Task goal
Repeat the records in full and exactly, omitting pictures.

Data about app and page elements
--*--
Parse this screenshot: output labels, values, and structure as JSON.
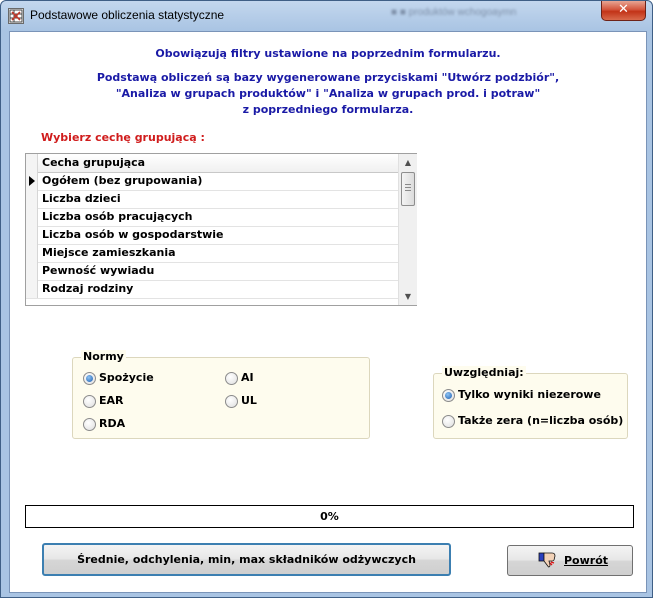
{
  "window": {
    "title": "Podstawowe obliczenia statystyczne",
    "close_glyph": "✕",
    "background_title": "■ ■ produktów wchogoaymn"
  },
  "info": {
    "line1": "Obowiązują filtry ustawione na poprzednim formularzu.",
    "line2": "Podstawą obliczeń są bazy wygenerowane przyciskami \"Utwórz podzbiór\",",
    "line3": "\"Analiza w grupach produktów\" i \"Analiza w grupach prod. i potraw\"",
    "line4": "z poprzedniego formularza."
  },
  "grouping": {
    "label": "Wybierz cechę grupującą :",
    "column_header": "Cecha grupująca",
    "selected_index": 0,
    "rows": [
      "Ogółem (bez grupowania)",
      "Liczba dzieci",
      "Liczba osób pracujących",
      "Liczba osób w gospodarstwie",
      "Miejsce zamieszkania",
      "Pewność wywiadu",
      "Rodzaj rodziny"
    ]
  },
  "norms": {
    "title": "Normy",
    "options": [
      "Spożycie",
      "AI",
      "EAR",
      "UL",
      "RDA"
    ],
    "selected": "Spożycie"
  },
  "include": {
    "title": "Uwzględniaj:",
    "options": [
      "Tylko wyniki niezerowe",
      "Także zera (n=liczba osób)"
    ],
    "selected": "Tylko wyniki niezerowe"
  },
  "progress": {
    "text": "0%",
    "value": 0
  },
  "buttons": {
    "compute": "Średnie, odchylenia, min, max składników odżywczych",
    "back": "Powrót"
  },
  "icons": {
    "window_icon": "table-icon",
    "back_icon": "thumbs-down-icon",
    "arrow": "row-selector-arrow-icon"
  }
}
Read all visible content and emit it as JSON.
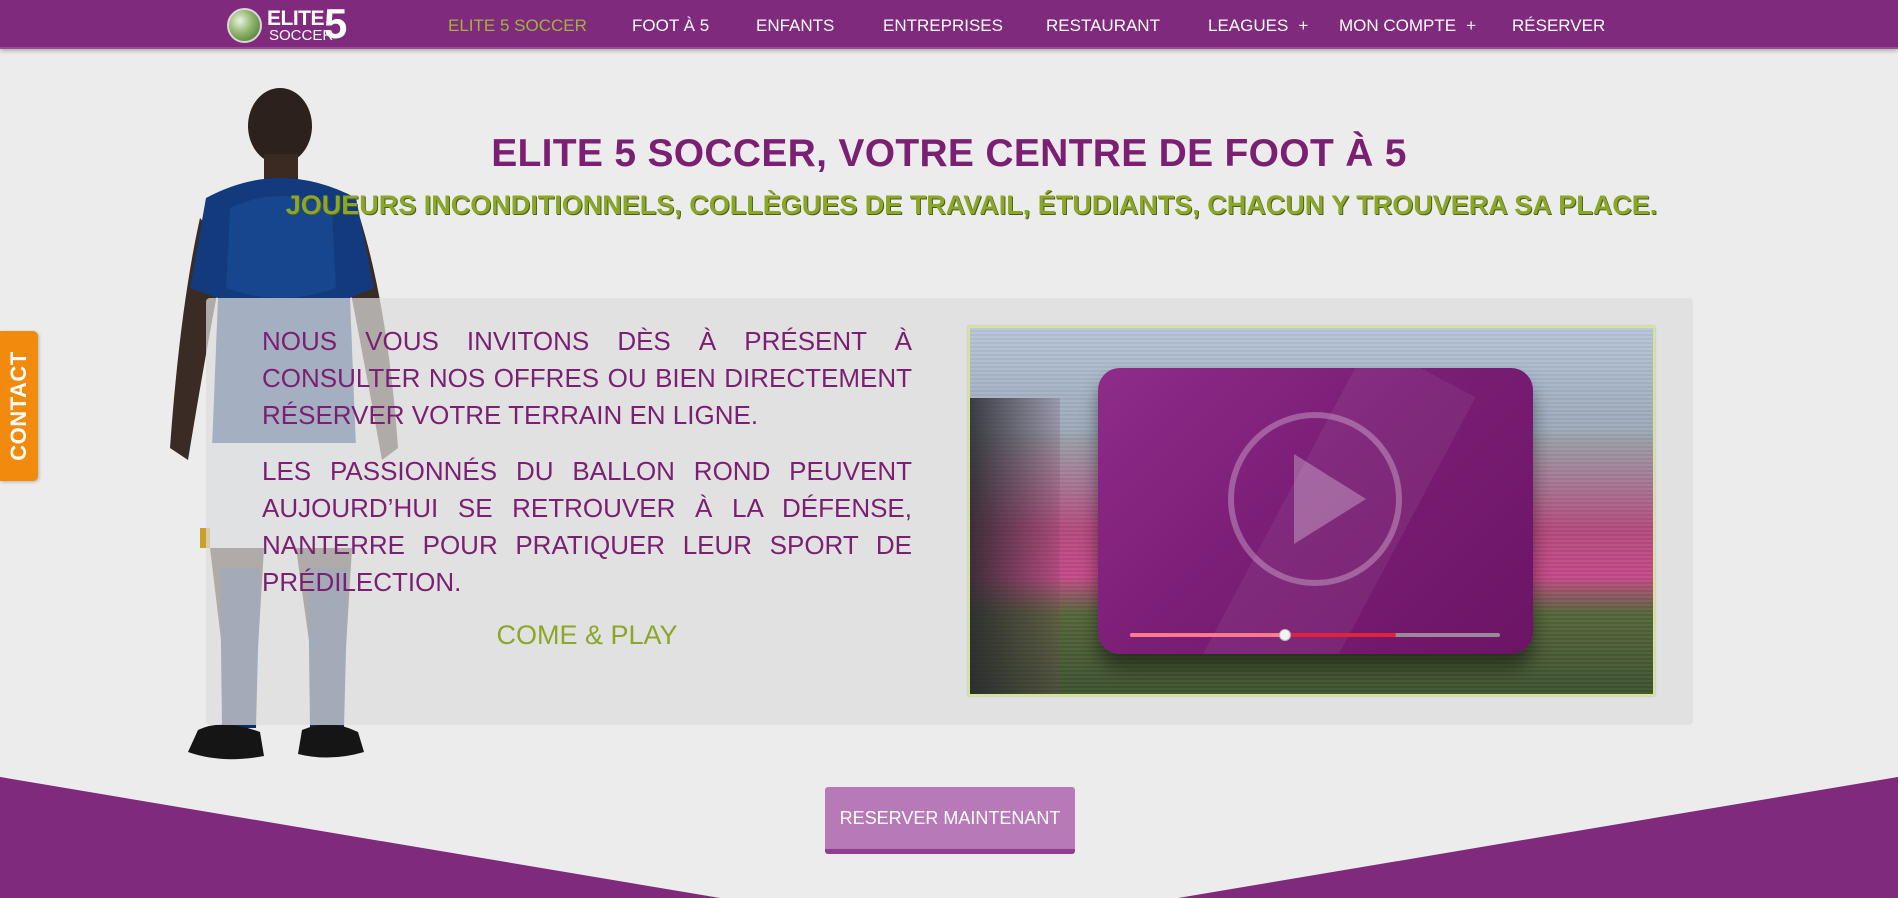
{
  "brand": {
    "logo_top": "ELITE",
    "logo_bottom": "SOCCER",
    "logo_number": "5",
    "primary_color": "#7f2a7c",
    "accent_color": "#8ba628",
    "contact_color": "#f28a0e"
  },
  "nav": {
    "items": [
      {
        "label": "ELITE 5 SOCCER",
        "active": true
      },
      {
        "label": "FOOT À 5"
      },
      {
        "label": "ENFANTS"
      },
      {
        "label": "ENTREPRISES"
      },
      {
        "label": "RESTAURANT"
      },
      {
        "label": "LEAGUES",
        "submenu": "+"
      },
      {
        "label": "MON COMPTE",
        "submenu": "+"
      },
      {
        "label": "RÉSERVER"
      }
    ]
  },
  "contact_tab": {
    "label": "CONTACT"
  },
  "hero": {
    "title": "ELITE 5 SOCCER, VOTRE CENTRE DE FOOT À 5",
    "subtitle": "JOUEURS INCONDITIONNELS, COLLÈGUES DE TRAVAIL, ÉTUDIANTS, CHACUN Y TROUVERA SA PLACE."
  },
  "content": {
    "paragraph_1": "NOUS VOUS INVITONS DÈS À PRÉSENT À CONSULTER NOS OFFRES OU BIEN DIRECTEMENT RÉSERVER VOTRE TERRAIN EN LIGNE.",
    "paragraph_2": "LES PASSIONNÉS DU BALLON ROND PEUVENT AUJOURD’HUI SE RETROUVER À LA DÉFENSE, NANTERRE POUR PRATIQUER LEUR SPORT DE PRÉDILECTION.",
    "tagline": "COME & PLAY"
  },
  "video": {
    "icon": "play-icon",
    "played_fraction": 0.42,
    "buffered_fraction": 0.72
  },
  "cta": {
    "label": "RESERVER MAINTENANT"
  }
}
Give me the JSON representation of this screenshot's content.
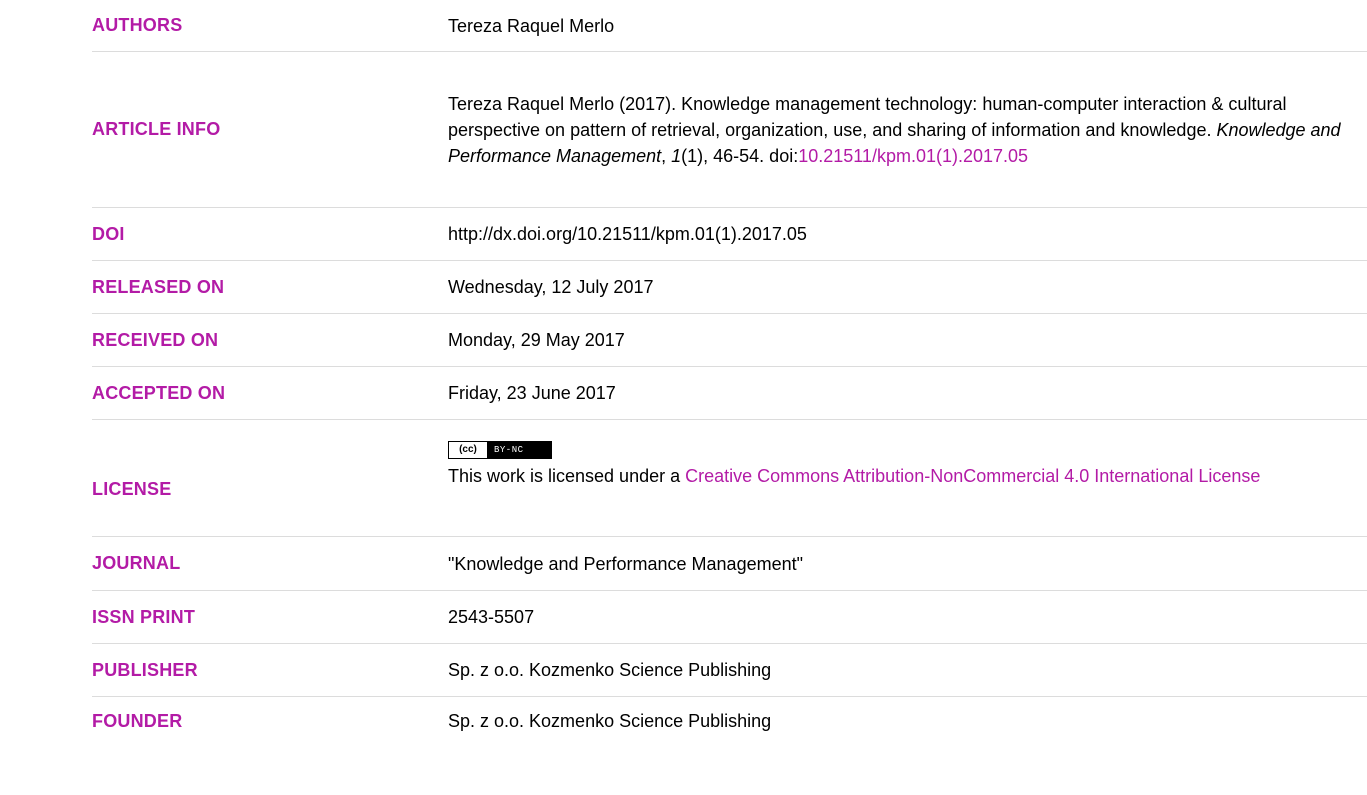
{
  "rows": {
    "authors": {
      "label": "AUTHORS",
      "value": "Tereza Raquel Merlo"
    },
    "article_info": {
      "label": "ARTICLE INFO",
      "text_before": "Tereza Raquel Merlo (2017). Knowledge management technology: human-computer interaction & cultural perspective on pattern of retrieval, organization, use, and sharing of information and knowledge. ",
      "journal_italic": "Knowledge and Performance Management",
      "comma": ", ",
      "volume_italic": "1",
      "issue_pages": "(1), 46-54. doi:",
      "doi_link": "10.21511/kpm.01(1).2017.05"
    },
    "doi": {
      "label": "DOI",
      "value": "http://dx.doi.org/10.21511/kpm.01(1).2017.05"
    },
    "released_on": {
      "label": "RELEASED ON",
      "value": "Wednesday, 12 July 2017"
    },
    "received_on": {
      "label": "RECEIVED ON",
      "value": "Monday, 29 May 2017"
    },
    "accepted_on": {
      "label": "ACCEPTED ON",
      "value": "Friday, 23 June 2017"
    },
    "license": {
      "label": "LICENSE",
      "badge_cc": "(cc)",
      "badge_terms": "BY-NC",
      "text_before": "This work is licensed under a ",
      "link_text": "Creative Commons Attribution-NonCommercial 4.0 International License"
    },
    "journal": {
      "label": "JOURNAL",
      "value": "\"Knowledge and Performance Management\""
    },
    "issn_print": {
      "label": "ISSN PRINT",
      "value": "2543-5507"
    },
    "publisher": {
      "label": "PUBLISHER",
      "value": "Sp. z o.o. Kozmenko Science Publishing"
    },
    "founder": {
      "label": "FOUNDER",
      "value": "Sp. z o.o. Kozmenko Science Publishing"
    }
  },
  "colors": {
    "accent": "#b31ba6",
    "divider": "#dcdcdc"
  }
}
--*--
Answer below
Parse this screenshot: output labels, values, and structure as JSON.
{
  "window": {
    "title": "Podstawowe obliczenia statystyczne",
    "close_glyph": "✕",
    "background_title": "■ ■ produktów wchogoaymn"
  },
  "info": {
    "line1": "Obowiązują filtry ustawione na poprzednim formularzu.",
    "line2": "Podstawą obliczeń są bazy wygenerowane przyciskami \"Utwórz podzbiór\",",
    "line3": "\"Analiza w grupach produktów\" i \"Analiza w grupach prod. i potraw\"",
    "line4": "z poprzedniego formularza."
  },
  "grouping": {
    "label": "Wybierz cechę grupującą :",
    "column_header": "Cecha grupująca",
    "selected_index": 0,
    "rows": [
      "Ogółem (bez grupowania)",
      "Liczba dzieci",
      "Liczba osób pracujących",
      "Liczba osób w gospodarstwie",
      "Miejsce zamieszkania",
      "Pewność wywiadu",
      "Rodzaj rodziny"
    ]
  },
  "norms": {
    "title": "Normy",
    "options": [
      "Spożycie",
      "AI",
      "EAR",
      "UL",
      "RDA"
    ],
    "selected": "Spożycie"
  },
  "include": {
    "title": "Uwzględniaj:",
    "options": [
      "Tylko wyniki niezerowe",
      "Także zera (n=liczba osób)"
    ],
    "selected": "Tylko wyniki niezerowe"
  },
  "progress": {
    "text": "0%",
    "value": 0
  },
  "buttons": {
    "compute": "Średnie, odchylenia, min, max składników odżywczych",
    "back": "Powrót"
  },
  "icons": {
    "window_icon": "table-icon",
    "back_icon": "thumbs-down-icon",
    "arrow": "row-selector-arrow-icon"
  }
}
Read all visible content and emit it as JSON.
{
  "brand": {
    "logo_top": "ELITE",
    "logo_bottom": "SOCCER",
    "logo_number": "5",
    "primary_color": "#7f2a7c",
    "accent_color": "#8ba628",
    "contact_color": "#f28a0e"
  },
  "nav": {
    "items": [
      {
        "label": "ELITE 5 SOCCER",
        "active": true
      },
      {
        "label": "FOOT À 5"
      },
      {
        "label": "ENFANTS"
      },
      {
        "label": "ENTREPRISES"
      },
      {
        "label": "RESTAURANT"
      },
      {
        "label": "LEAGUES",
        "submenu": "+"
      },
      {
        "label": "MON COMPTE",
        "submenu": "+"
      },
      {
        "label": "RÉSERVER"
      }
    ]
  },
  "contact_tab": {
    "label": "CONTACT"
  },
  "hero": {
    "title": "ELITE 5 SOCCER, VOTRE CENTRE DE FOOT À 5",
    "subtitle": "JOUEURS INCONDITIONNELS, COLLÈGUES DE TRAVAIL, ÉTUDIANTS, CHACUN Y TROUVERA SA PLACE."
  },
  "content": {
    "paragraph_1": "NOUS VOUS INVITONS DÈS À PRÉSENT À CONSULTER NOS OFFRES OU BIEN DIRECTEMENT RÉSERVER VOTRE TERRAIN EN LIGNE.",
    "paragraph_2": "LES PASSIONNÉS DU BALLON ROND PEUVENT AUJOURD’HUI SE RETROUVER À LA DÉFENSE, NANTERRE POUR PRATIQUER LEUR SPORT DE PRÉDILECTION.",
    "tagline": "COME & PLAY"
  },
  "video": {
    "icon": "play-icon",
    "played_fraction": 0.42,
    "buffered_fraction": 0.72
  },
  "cta": {
    "label": "RESERVER MAINTENANT"
  }
}
Give me the JSON representation of this screenshot's content.
{
  "rows": {
    "authors": {
      "label": "AUTHORS",
      "value": "Tereza Raquel Merlo"
    },
    "article_info": {
      "label": "ARTICLE INFO",
      "text_before": "Tereza Raquel Merlo (2017). Knowledge management technology: human-computer interaction & cultural perspective on pattern of retrieval, organization, use, and sharing of information and knowledge. ",
      "journal_italic": "Knowledge and Performance Management",
      "comma": ", ",
      "volume_italic": "1",
      "issue_pages": "(1), 46-54. doi:",
      "doi_link": "10.21511/kpm.01(1).2017.05"
    },
    "doi": {
      "label": "DOI",
      "value": "http://dx.doi.org/10.21511/kpm.01(1).2017.05"
    },
    "released_on": {
      "label": "RELEASED ON",
      "value": "Wednesday, 12 July 2017"
    },
    "received_on": {
      "label": "RECEIVED ON",
      "value": "Monday, 29 May 2017"
    },
    "accepted_on": {
      "label": "ACCEPTED ON",
      "value": "Friday, 23 June 2017"
    },
    "license": {
      "label": "LICENSE",
      "badge_cc": "(cc)",
      "badge_terms": "BY-NC",
      "text_before": "This work is licensed under a ",
      "link_text": "Creative Commons Attribution-NonCommercial 4.0 International License"
    },
    "journal": {
      "label": "JOURNAL",
      "value": "\"Knowledge and Performance Management\""
    },
    "issn_print": {
      "label": "ISSN PRINT",
      "value": "2543-5507"
    },
    "publisher": {
      "label": "PUBLISHER",
      "value": "Sp. z o.o. Kozmenko Science Publishing"
    },
    "founder": {
      "label": "FOUNDER",
      "value": "Sp. z o.o. Kozmenko Science Publishing"
    }
  },
  "colors": {
    "accent": "#b31ba6",
    "divider": "#dcdcdc"
  }
}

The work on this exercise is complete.